● DATA:
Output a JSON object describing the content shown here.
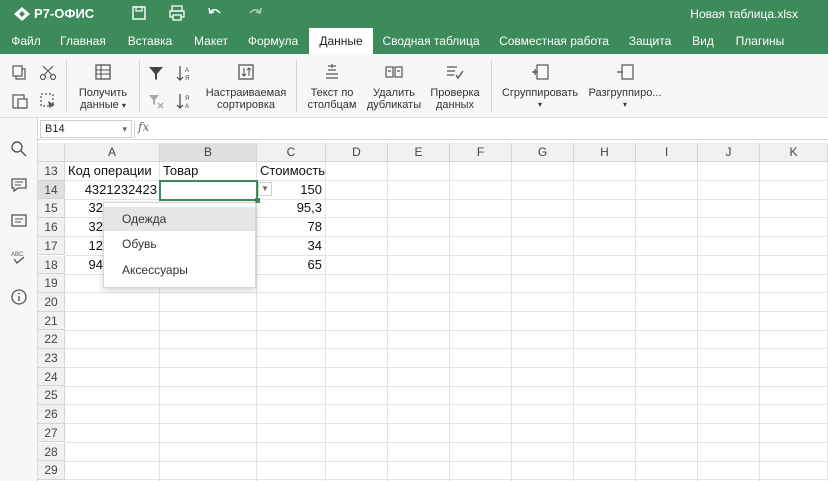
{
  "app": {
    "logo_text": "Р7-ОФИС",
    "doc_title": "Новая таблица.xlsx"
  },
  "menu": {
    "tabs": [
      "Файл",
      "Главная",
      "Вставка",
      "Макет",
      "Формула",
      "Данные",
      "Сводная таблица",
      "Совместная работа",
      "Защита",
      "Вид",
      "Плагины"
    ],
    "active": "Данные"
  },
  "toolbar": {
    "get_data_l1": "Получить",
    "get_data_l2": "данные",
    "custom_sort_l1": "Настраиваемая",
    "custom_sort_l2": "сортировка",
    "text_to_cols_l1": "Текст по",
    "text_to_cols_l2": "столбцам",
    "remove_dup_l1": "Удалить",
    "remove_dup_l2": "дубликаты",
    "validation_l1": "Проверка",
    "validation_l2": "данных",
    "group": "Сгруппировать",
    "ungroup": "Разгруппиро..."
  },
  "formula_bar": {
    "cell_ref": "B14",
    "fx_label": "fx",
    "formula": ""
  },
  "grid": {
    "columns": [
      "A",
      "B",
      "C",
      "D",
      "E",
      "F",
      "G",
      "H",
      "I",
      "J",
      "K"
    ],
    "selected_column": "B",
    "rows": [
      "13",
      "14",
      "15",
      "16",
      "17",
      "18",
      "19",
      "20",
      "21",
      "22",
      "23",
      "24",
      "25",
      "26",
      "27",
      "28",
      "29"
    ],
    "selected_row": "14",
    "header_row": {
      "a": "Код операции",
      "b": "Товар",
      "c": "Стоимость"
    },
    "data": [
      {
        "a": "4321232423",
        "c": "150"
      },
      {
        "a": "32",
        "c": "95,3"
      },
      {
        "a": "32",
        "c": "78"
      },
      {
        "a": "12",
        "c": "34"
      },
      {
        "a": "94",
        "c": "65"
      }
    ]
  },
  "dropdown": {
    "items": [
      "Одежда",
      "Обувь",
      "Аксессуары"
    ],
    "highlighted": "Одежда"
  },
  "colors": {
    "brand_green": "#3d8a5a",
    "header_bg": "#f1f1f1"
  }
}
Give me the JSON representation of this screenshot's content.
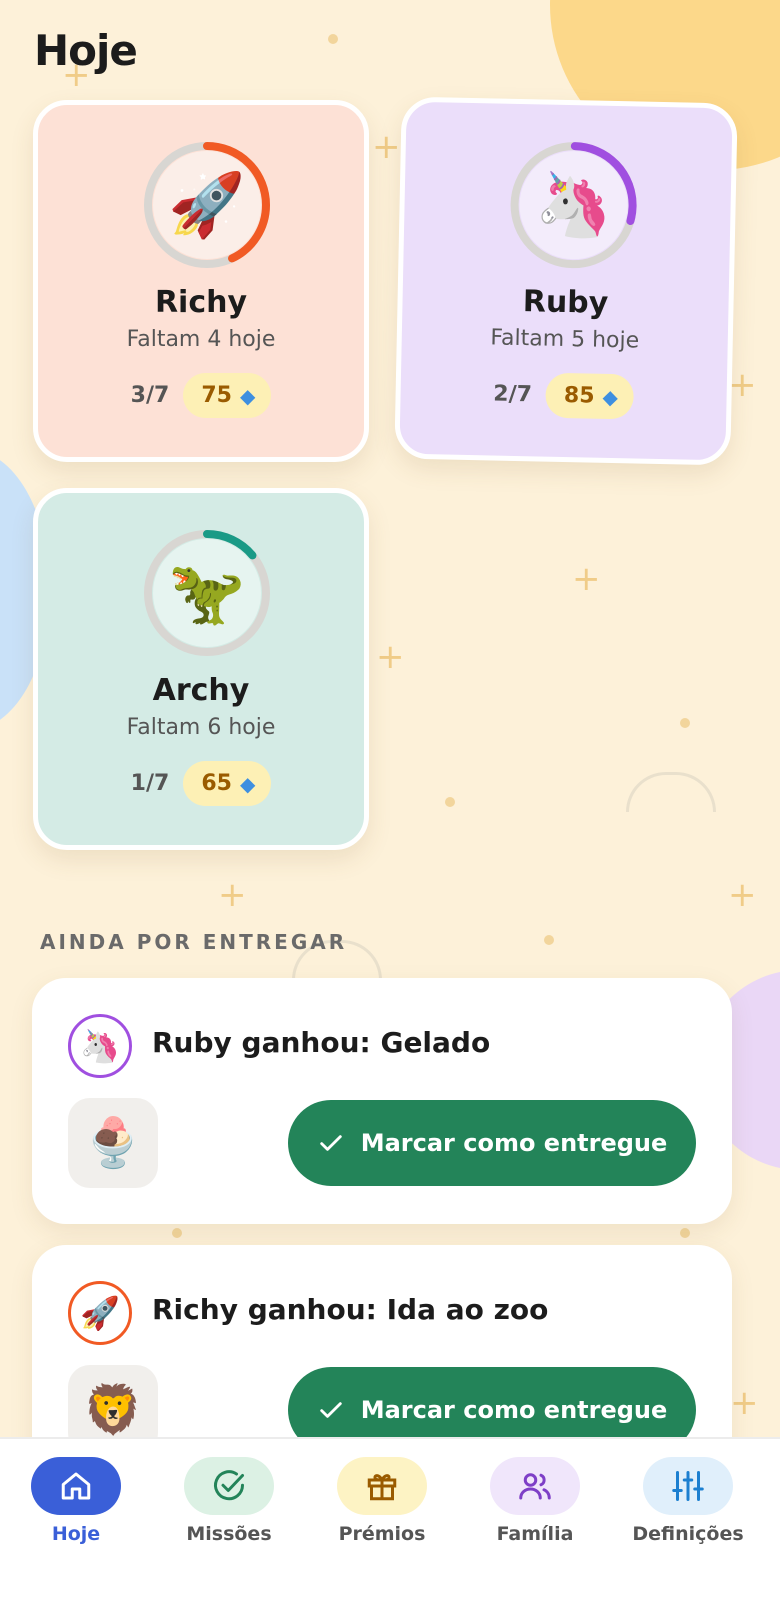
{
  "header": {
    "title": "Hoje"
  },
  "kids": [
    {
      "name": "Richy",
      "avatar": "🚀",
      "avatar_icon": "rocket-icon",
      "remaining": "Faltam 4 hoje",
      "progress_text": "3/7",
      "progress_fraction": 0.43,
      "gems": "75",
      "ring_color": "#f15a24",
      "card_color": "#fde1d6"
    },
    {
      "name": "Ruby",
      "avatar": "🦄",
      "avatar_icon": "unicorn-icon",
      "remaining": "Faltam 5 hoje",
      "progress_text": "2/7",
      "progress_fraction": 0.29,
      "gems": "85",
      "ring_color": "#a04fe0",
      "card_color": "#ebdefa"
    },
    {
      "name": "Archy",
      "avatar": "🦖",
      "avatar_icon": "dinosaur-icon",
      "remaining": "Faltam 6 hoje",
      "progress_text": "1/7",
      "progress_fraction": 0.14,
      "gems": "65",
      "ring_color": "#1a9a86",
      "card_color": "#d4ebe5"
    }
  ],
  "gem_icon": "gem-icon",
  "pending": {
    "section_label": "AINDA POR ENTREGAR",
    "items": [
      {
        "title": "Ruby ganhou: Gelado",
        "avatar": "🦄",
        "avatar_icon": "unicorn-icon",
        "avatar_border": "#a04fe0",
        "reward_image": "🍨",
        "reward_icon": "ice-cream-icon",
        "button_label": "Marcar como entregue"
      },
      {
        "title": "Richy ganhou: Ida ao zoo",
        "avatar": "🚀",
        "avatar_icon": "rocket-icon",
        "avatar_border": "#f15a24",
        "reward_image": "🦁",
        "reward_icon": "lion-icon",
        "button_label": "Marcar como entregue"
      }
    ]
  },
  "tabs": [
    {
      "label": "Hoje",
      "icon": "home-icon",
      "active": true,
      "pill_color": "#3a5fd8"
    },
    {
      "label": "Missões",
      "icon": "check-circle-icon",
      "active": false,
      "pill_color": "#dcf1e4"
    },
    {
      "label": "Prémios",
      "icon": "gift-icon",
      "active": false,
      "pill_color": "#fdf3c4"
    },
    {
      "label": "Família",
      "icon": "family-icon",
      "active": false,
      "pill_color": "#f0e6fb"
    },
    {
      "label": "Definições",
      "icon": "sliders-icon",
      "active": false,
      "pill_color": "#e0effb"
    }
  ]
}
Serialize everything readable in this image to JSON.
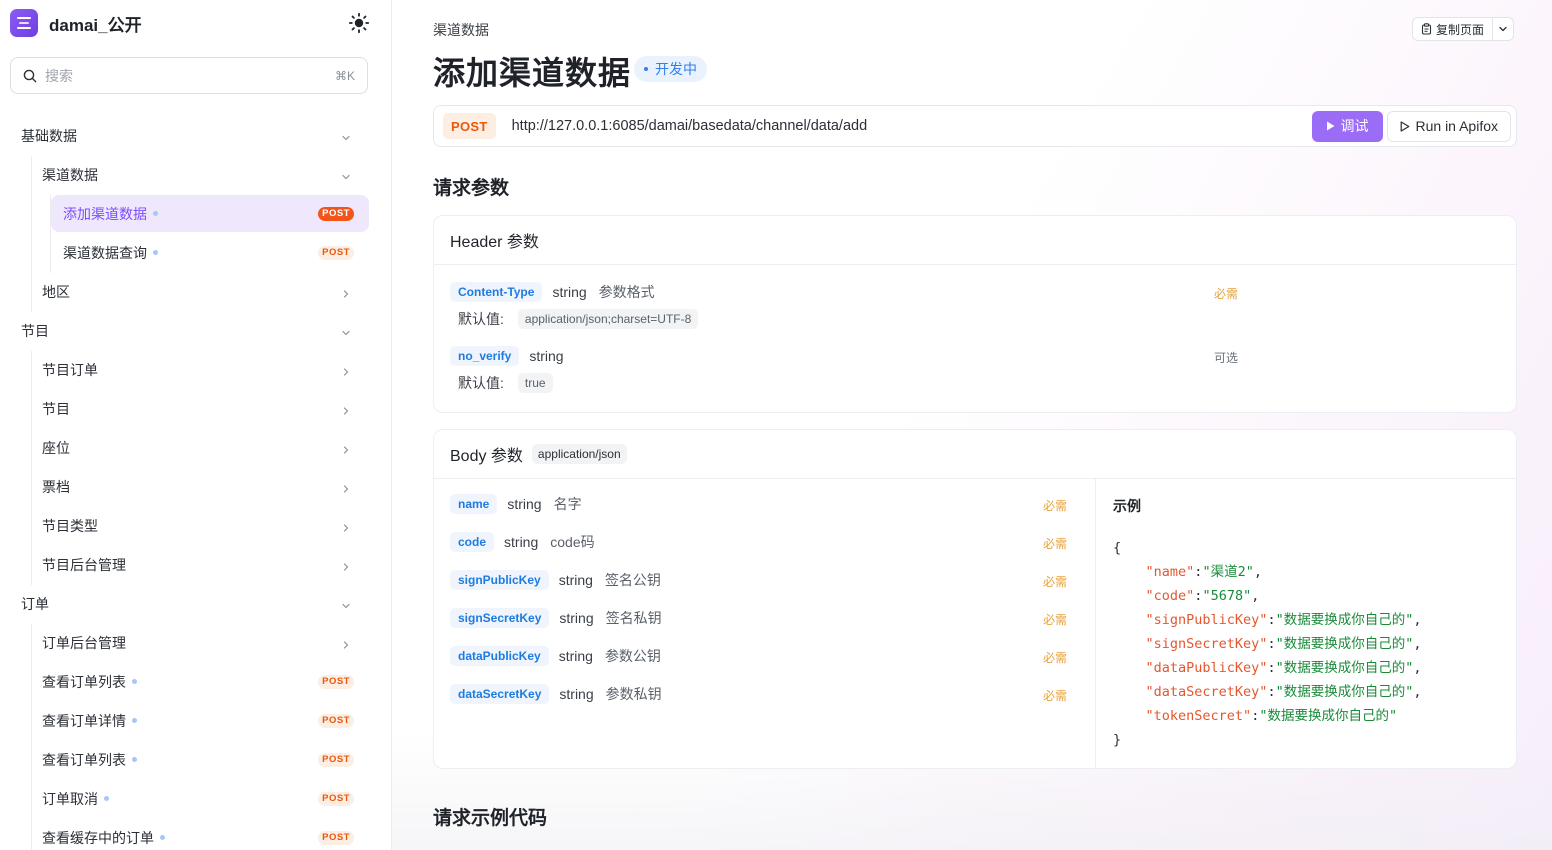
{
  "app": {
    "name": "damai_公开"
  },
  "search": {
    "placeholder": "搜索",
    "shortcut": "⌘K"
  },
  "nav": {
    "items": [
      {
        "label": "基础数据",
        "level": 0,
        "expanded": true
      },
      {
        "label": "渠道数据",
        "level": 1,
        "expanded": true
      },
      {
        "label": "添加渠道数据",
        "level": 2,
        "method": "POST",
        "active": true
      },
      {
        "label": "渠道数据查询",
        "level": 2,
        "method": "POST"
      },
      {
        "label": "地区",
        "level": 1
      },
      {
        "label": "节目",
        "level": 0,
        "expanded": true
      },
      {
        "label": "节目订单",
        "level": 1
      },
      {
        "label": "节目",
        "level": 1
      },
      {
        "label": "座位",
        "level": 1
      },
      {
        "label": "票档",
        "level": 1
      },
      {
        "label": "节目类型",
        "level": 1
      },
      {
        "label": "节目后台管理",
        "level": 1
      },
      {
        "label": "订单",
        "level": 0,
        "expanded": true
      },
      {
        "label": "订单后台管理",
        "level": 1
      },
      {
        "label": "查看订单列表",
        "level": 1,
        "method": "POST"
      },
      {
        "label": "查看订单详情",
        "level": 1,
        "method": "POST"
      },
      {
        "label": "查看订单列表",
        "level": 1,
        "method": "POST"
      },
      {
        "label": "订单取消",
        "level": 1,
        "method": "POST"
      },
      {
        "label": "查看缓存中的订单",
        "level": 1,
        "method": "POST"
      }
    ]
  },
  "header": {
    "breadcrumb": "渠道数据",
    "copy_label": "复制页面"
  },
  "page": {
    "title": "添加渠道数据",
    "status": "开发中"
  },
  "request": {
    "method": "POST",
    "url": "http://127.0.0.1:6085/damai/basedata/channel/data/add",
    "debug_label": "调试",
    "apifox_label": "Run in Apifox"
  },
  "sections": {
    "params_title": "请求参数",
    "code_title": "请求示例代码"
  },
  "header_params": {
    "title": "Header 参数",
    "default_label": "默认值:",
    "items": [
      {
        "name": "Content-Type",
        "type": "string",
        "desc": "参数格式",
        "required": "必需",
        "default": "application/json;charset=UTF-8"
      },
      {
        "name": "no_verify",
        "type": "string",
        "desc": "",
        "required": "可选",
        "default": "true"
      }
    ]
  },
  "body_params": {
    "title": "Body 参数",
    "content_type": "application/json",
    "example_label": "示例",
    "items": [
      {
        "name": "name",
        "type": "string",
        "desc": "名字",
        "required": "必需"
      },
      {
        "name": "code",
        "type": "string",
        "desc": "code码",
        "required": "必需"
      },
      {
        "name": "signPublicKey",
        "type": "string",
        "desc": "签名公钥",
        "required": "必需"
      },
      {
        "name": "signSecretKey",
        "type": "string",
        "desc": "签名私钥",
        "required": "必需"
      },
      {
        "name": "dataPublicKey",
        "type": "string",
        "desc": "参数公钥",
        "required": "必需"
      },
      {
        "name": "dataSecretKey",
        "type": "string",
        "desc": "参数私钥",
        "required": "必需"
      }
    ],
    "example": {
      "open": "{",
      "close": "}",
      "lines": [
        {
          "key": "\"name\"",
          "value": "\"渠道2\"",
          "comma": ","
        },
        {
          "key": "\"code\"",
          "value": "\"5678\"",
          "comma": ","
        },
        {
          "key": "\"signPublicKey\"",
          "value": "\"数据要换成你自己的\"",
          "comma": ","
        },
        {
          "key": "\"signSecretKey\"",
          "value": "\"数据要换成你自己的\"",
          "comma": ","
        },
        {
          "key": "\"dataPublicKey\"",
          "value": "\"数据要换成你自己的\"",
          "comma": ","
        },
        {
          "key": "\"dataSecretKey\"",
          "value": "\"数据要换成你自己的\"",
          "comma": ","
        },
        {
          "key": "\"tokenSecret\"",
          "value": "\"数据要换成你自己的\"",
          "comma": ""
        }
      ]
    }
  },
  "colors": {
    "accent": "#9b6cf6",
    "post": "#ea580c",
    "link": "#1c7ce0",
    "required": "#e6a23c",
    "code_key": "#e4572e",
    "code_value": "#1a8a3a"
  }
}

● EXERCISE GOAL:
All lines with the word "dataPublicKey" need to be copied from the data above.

● RESPONSE TO THIS TASK:
        "name": "dataPublicKey",
          "key": "\"dataPublicKey\"",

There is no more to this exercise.